ENTRIES SUPPLIED:
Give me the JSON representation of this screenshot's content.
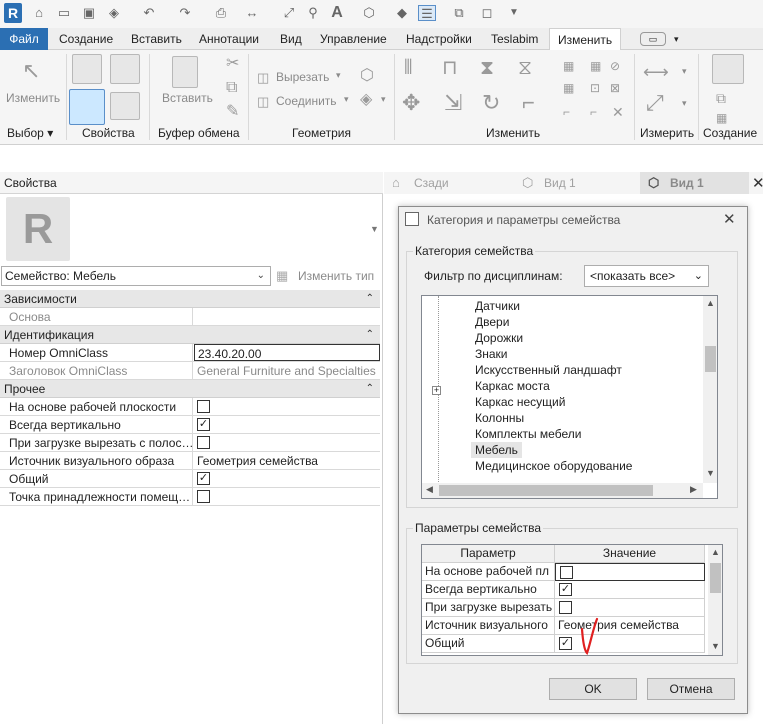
{
  "ribbon_tabs": [
    "Файл",
    "Создание",
    "Вставить",
    "Аннотации",
    "Вид",
    "Управление",
    "Надстройки",
    "Teslabim",
    "Изменить"
  ],
  "ribbon": {
    "modify_label": "Изменить",
    "cut_label": "Вырезать",
    "join_label": "Соединить",
    "paste_label": "Вставить",
    "groups": [
      "Выбор",
      "Свойства",
      "Буфер обмена",
      "Геометрия",
      "Изменить",
      "Измерить",
      "Создание"
    ]
  },
  "properties": {
    "title": "Свойства",
    "family_selector": "Семейство: Мебель",
    "edit_type_label": "Изменить тип",
    "groups": {
      "constraints": "Зависимости",
      "identity": "Идентификация",
      "other": "Прочее"
    },
    "rows": {
      "base_label": "Основа",
      "omniclass_number_label": "Номер OmniClass",
      "omniclass_number_value": "23.40.20.00",
      "omniclass_title_label": "Заголовок OmniClass",
      "omniclass_title_value": "General Furniture and Specialties",
      "workplane_label": "На основе рабочей плоскости",
      "always_vertical_label": "Всегда вертикально",
      "cut_voids_label": "При загрузке вырезать с полос…",
      "visual_source_label": "Источник визуального образа",
      "visual_source_value": "Геометрия семейства",
      "shared_label": "Общий",
      "room_point_label": "Точка принадлежности помещ…"
    }
  },
  "view_tabs": [
    "Сзади",
    "Вид 1",
    "Вид 1"
  ],
  "dialog": {
    "title": "Категория и параметры семейства",
    "category_legend": "Категория семейства",
    "filter_label": "Фильтр по дисциплинам:",
    "filter_value": "<показать все>",
    "categories": [
      "Датчики",
      "Двери",
      "Дорожки",
      "Знаки",
      "Искусственный ландшафт",
      "Каркас моста",
      "Каркас несущий",
      "Колонны",
      "Комплекты мебели",
      "Мебель",
      "Медицинское оборудование"
    ],
    "selected_category": "Мебель",
    "params_legend": "Параметры семейства",
    "table_headers": [
      "Параметр",
      "Значение"
    ],
    "params": [
      {
        "name": "На основе рабочей пл",
        "checked": false
      },
      {
        "name": "Всегда вертикально",
        "checked": true
      },
      {
        "name": "При загрузке вырезать",
        "checked": false
      },
      {
        "name": "Источник визуального",
        "value": "Геометрия семейства"
      },
      {
        "name": "Общий",
        "checked": true
      }
    ],
    "ok_label": "OK",
    "cancel_label": "Отмена"
  },
  "accent_colors": {
    "file_tab": "#2b6fb3",
    "selection": "#cce8ff",
    "annotation": "#e02020"
  }
}
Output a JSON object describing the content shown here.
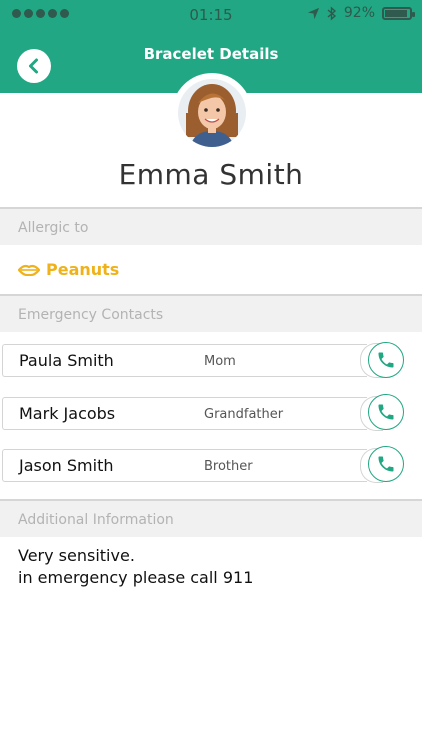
{
  "status_bar": {
    "time": "01:15",
    "battery": "92%",
    "battery_fraction": 0.92,
    "signal_dots": 5
  },
  "header": {
    "title": "Bracelet Details",
    "back_icon": "chevron-left-icon"
  },
  "profile": {
    "name": "Emma Smith"
  },
  "allergies": {
    "section_label": "Allergic to",
    "items": [
      {
        "label": "Peanuts",
        "icon": "lips-icon",
        "color": "#efb21a"
      }
    ]
  },
  "contacts": {
    "section_label": "Emergency Contacts",
    "items": [
      {
        "name": "Paula  Smith",
        "relation": "Mom"
      },
      {
        "name": "Mark Jacobs",
        "relation": "Grandfather"
      },
      {
        "name": "Jason Smith",
        "relation": "Brother"
      }
    ]
  },
  "additional": {
    "section_label": "Additional Information",
    "line1": "Very sensitive.",
    "line2": "in emergency please call 911"
  },
  "colors": {
    "accent": "#21a783",
    "allergy": "#efb21a"
  }
}
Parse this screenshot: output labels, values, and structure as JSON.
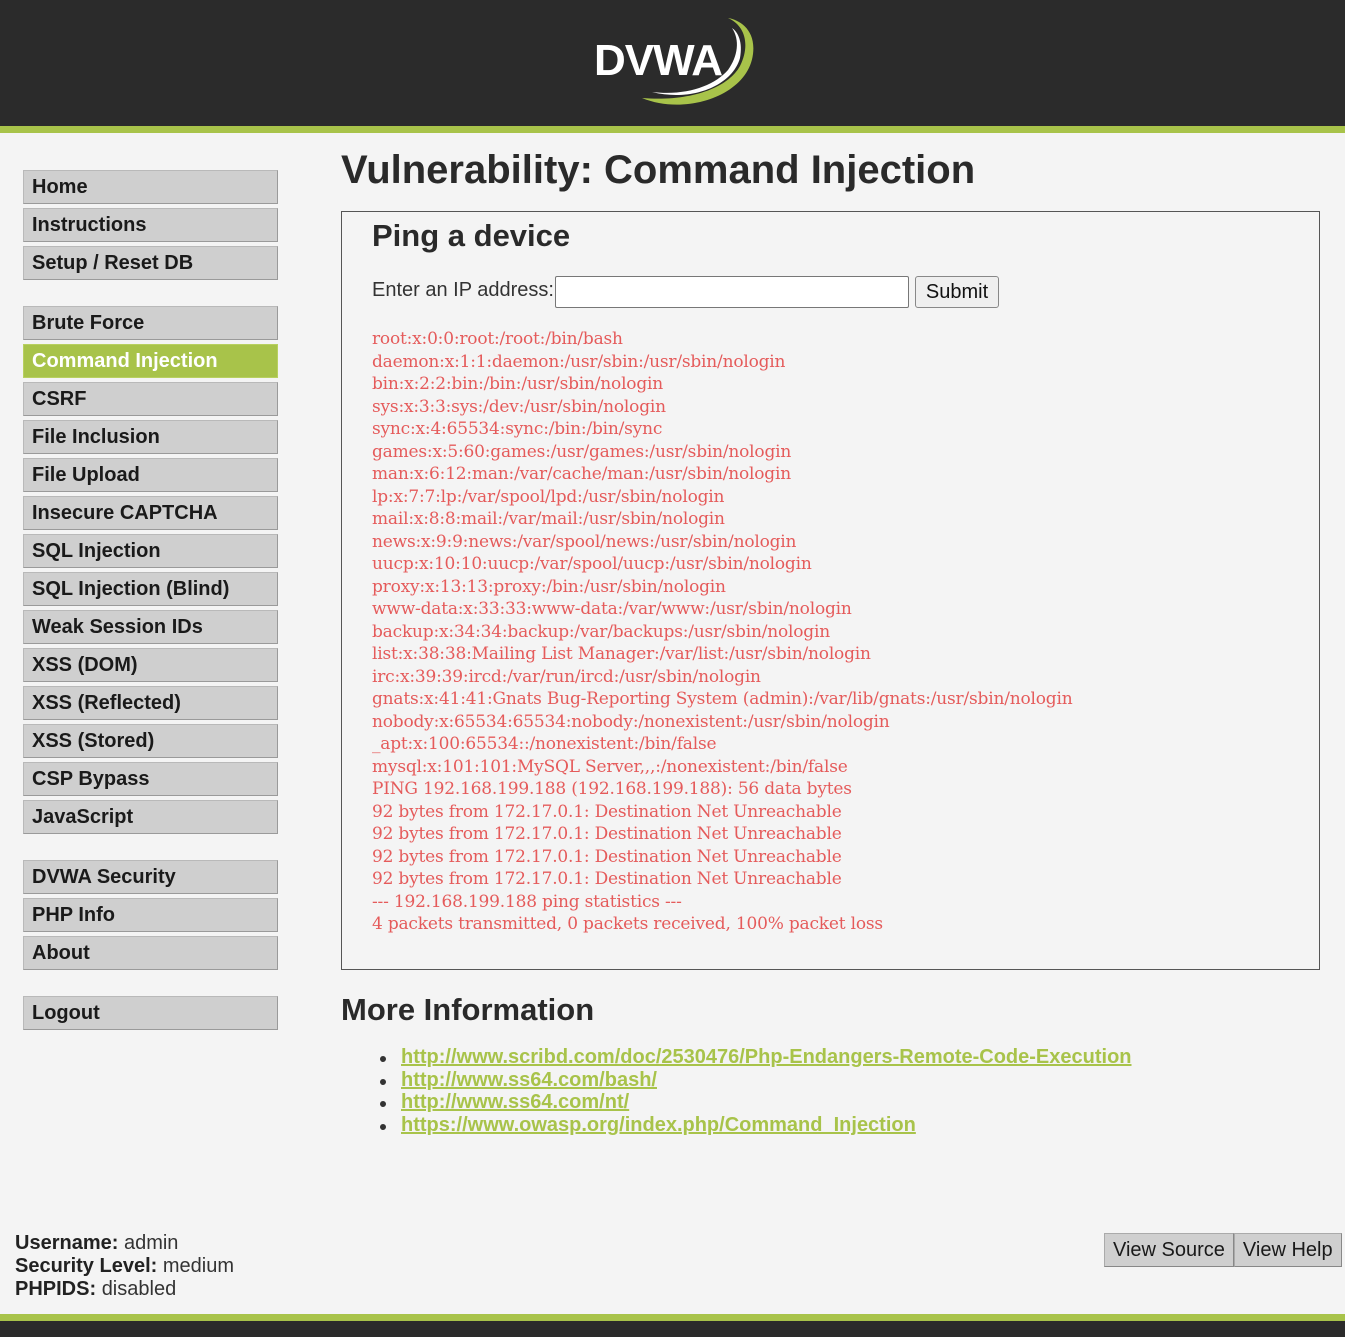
{
  "logo": {
    "text": "DVWA"
  },
  "sidebar": {
    "groups": [
      [
        "Home",
        "Instructions",
        "Setup / Reset DB"
      ],
      [
        "Brute Force",
        "Command Injection",
        "CSRF",
        "File Inclusion",
        "File Upload",
        "Insecure CAPTCHA",
        "SQL Injection",
        "SQL Injection (Blind)",
        "Weak Session IDs",
        "XSS (DOM)",
        "XSS (Reflected)",
        "XSS (Stored)",
        "CSP Bypass",
        "JavaScript"
      ],
      [
        "DVWA Security",
        "PHP Info",
        "About"
      ],
      [
        "Logout"
      ]
    ],
    "active": "Command Injection"
  },
  "main": {
    "title": "Vulnerability: Command Injection",
    "box_title": "Ping a device",
    "ip_label": "Enter an IP address:",
    "ip_value": "",
    "submit_label": "Submit",
    "output": [
      "root:x:0:0:root:/root:/bin/bash",
      "daemon:x:1:1:daemon:/usr/sbin:/usr/sbin/nologin",
      "bin:x:2:2:bin:/bin:/usr/sbin/nologin",
      "sys:x:3:3:sys:/dev:/usr/sbin/nologin",
      "sync:x:4:65534:sync:/bin:/bin/sync",
      "games:x:5:60:games:/usr/games:/usr/sbin/nologin",
      "man:x:6:12:man:/var/cache/man:/usr/sbin/nologin",
      "lp:x:7:7:lp:/var/spool/lpd:/usr/sbin/nologin",
      "mail:x:8:8:mail:/var/mail:/usr/sbin/nologin",
      "news:x:9:9:news:/var/spool/news:/usr/sbin/nologin",
      "uucp:x:10:10:uucp:/var/spool/uucp:/usr/sbin/nologin",
      "proxy:x:13:13:proxy:/bin:/usr/sbin/nologin",
      "www-data:x:33:33:www-data:/var/www:/usr/sbin/nologin",
      "backup:x:34:34:backup:/var/backups:/usr/sbin/nologin",
      "list:x:38:38:Mailing List Manager:/var/list:/usr/sbin/nologin",
      "irc:x:39:39:ircd:/var/run/ircd:/usr/sbin/nologin",
      "gnats:x:41:41:Gnats Bug-Reporting System (admin):/var/lib/gnats:/usr/sbin/nologin",
      "nobody:x:65534:65534:nobody:/nonexistent:/usr/sbin/nologin",
      "_apt:x:100:65534::/nonexistent:/bin/false",
      "mysql:x:101:101:MySQL Server,,,:/nonexistent:/bin/false",
      "PING 192.168.199.188 (192.168.199.188): 56 data bytes",
      "92 bytes from 172.17.0.1: Destination Net Unreachable",
      "92 bytes from 172.17.0.1: Destination Net Unreachable",
      "92 bytes from 172.17.0.1: Destination Net Unreachable",
      "92 bytes from 172.17.0.1: Destination Net Unreachable",
      "--- 192.168.199.188 ping statistics ---",
      "4 packets transmitted, 0 packets received, 100% packet loss"
    ],
    "more_title": "More Information",
    "links": [
      "http://www.scribd.com/doc/2530476/Php-Endangers-Remote-Code-Execution",
      "http://www.ss64.com/bash/",
      "http://www.ss64.com/nt/",
      "https://www.owasp.org/index.php/Command_Injection"
    ]
  },
  "status": {
    "username_label": "Username:",
    "username": "admin",
    "security_label": "Security Level:",
    "security": "medium",
    "phpids_label": "PHPIDS:",
    "phpids": "disabled"
  },
  "footer": {
    "view_source": "View Source",
    "view_help": "View Help"
  },
  "colors": {
    "accent": "#a8c34a",
    "header_bg": "#2b2b2b",
    "output_text": "#e55b5b"
  }
}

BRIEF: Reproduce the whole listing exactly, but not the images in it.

SOLUTION TO THE PROBLEM:
Give me the JSON representation of this screenshot's content.
{
  "ribbon_tabs": [
    "Файл",
    "Создание",
    "Вставить",
    "Аннотации",
    "Вид",
    "Управление",
    "Надстройки",
    "Teslabim",
    "Изменить"
  ],
  "ribbon": {
    "modify_label": "Изменить",
    "cut_label": "Вырезать",
    "join_label": "Соединить",
    "paste_label": "Вставить",
    "groups": [
      "Выбор",
      "Свойства",
      "Буфер обмена",
      "Геометрия",
      "Изменить",
      "Измерить",
      "Создание"
    ]
  },
  "properties": {
    "title": "Свойства",
    "family_selector": "Семейство: Мебель",
    "edit_type_label": "Изменить тип",
    "groups": {
      "constraints": "Зависимости",
      "identity": "Идентификация",
      "other": "Прочее"
    },
    "rows": {
      "base_label": "Основа",
      "omniclass_number_label": "Номер OmniClass",
      "omniclass_number_value": "23.40.20.00",
      "omniclass_title_label": "Заголовок OmniClass",
      "omniclass_title_value": "General Furniture and Specialties",
      "workplane_label": "На основе рабочей плоскости",
      "always_vertical_label": "Всегда вертикально",
      "cut_voids_label": "При загрузке вырезать с полос…",
      "visual_source_label": "Источник визуального образа",
      "visual_source_value": "Геометрия семейства",
      "shared_label": "Общий",
      "room_point_label": "Точка принадлежности помещ…"
    }
  },
  "view_tabs": [
    "Сзади",
    "Вид 1",
    "Вид 1"
  ],
  "dialog": {
    "title": "Категория и параметры семейства",
    "category_legend": "Категория семейства",
    "filter_label": "Фильтр по дисциплинам:",
    "filter_value": "<показать все>",
    "categories": [
      "Датчики",
      "Двери",
      "Дорожки",
      "Знаки",
      "Искусственный ландшафт",
      "Каркас моста",
      "Каркас несущий",
      "Колонны",
      "Комплекты мебели",
      "Мебель",
      "Медицинское оборудование"
    ],
    "selected_category": "Мебель",
    "params_legend": "Параметры семейства",
    "table_headers": [
      "Параметр",
      "Значение"
    ],
    "params": [
      {
        "name": "На основе рабочей пл",
        "checked": false
      },
      {
        "name": "Всегда вертикально",
        "checked": true
      },
      {
        "name": "При загрузке вырезать",
        "checked": false
      },
      {
        "name": "Источник визуального",
        "value": "Геометрия семейства"
      },
      {
        "name": "Общий",
        "checked": true
      }
    ],
    "ok_label": "OK",
    "cancel_label": "Отмена"
  },
  "accent_colors": {
    "file_tab": "#2b6fb3",
    "selection": "#cce8ff",
    "annotation": "#e02020"
  }
}
Output a JSON object describing the content shown here.
{
  "status_bar": {
    "time": "01:15",
    "battery": "92%",
    "battery_fraction": 0.92,
    "signal_dots": 5
  },
  "header": {
    "title": "Bracelet Details",
    "back_icon": "chevron-left-icon"
  },
  "profile": {
    "name": "Emma Smith"
  },
  "allergies": {
    "section_label": "Allergic to",
    "items": [
      {
        "label": "Peanuts",
        "icon": "lips-icon",
        "color": "#efb21a"
      }
    ]
  },
  "contacts": {
    "section_label": "Emergency Contacts",
    "items": [
      {
        "name": "Paula  Smith",
        "relation": "Mom"
      },
      {
        "name": "Mark Jacobs",
        "relation": "Grandfather"
      },
      {
        "name": "Jason Smith",
        "relation": "Brother"
      }
    ]
  },
  "additional": {
    "section_label": "Additional Information",
    "line1": "Very sensitive.",
    "line2": "in emergency please call 911"
  },
  "colors": {
    "accent": "#21a783",
    "allergy": "#efb21a"
  }
}
Parse this screenshot: output labels, values, and structure as JSON.
{
  "logo": {
    "text": "DVWA"
  },
  "sidebar": {
    "groups": [
      [
        "Home",
        "Instructions",
        "Setup / Reset DB"
      ],
      [
        "Brute Force",
        "Command Injection",
        "CSRF",
        "File Inclusion",
        "File Upload",
        "Insecure CAPTCHA",
        "SQL Injection",
        "SQL Injection (Blind)",
        "Weak Session IDs",
        "XSS (DOM)",
        "XSS (Reflected)",
        "XSS (Stored)",
        "CSP Bypass",
        "JavaScript"
      ],
      [
        "DVWA Security",
        "PHP Info",
        "About"
      ],
      [
        "Logout"
      ]
    ],
    "active": "Command Injection"
  },
  "main": {
    "title": "Vulnerability: Command Injection",
    "box_title": "Ping a device",
    "ip_label": "Enter an IP address:",
    "ip_value": "",
    "submit_label": "Submit",
    "output": [
      "root:x:0:0:root:/root:/bin/bash",
      "daemon:x:1:1:daemon:/usr/sbin:/usr/sbin/nologin",
      "bin:x:2:2:bin:/bin:/usr/sbin/nologin",
      "sys:x:3:3:sys:/dev:/usr/sbin/nologin",
      "sync:x:4:65534:sync:/bin:/bin/sync",
      "games:x:5:60:games:/usr/games:/usr/sbin/nologin",
      "man:x:6:12:man:/var/cache/man:/usr/sbin/nologin",
      "lp:x:7:7:lp:/var/spool/lpd:/usr/sbin/nologin",
      "mail:x:8:8:mail:/var/mail:/usr/sbin/nologin",
      "news:x:9:9:news:/var/spool/news:/usr/sbin/nologin",
      "uucp:x:10:10:uucp:/var/spool/uucp:/usr/sbin/nologin",
      "proxy:x:13:13:proxy:/bin:/usr/sbin/nologin",
      "www-data:x:33:33:www-data:/var/www:/usr/sbin/nologin",
      "backup:x:34:34:backup:/var/backups:/usr/sbin/nologin",
      "list:x:38:38:Mailing List Manager:/var/list:/usr/sbin/nologin",
      "irc:x:39:39:ircd:/var/run/ircd:/usr/sbin/nologin",
      "gnats:x:41:41:Gnats Bug-Reporting System (admin):/var/lib/gnats:/usr/sbin/nologin",
      "nobody:x:65534:65534:nobody:/nonexistent:/usr/sbin/nologin",
      "_apt:x:100:65534::/nonexistent:/bin/false",
      "mysql:x:101:101:MySQL Server,,,:/nonexistent:/bin/false",
      "PING 192.168.199.188 (192.168.199.188): 56 data bytes",
      "92 bytes from 172.17.0.1: Destination Net Unreachable",
      "92 bytes from 172.17.0.1: Destination Net Unreachable",
      "92 bytes from 172.17.0.1: Destination Net Unreachable",
      "92 bytes from 172.17.0.1: Destination Net Unreachable",
      "--- 192.168.199.188 ping statistics ---",
      "4 packets transmitted, 0 packets received, 100% packet loss"
    ],
    "more_title": "More Information",
    "links": [
      "http://www.scribd.com/doc/2530476/Php-Endangers-Remote-Code-Execution",
      "http://www.ss64.com/bash/",
      "http://www.ss64.com/nt/",
      "https://www.owasp.org/index.php/Command_Injection"
    ]
  },
  "status": {
    "username_label": "Username:",
    "username": "admin",
    "security_label": "Security Level:",
    "security": "medium",
    "phpids_label": "PHPIDS:",
    "phpids": "disabled"
  },
  "footer": {
    "view_source": "View Source",
    "view_help": "View Help"
  },
  "colors": {
    "accent": "#a8c34a",
    "header_bg": "#2b2b2b",
    "output_text": "#e55b5b"
  }
}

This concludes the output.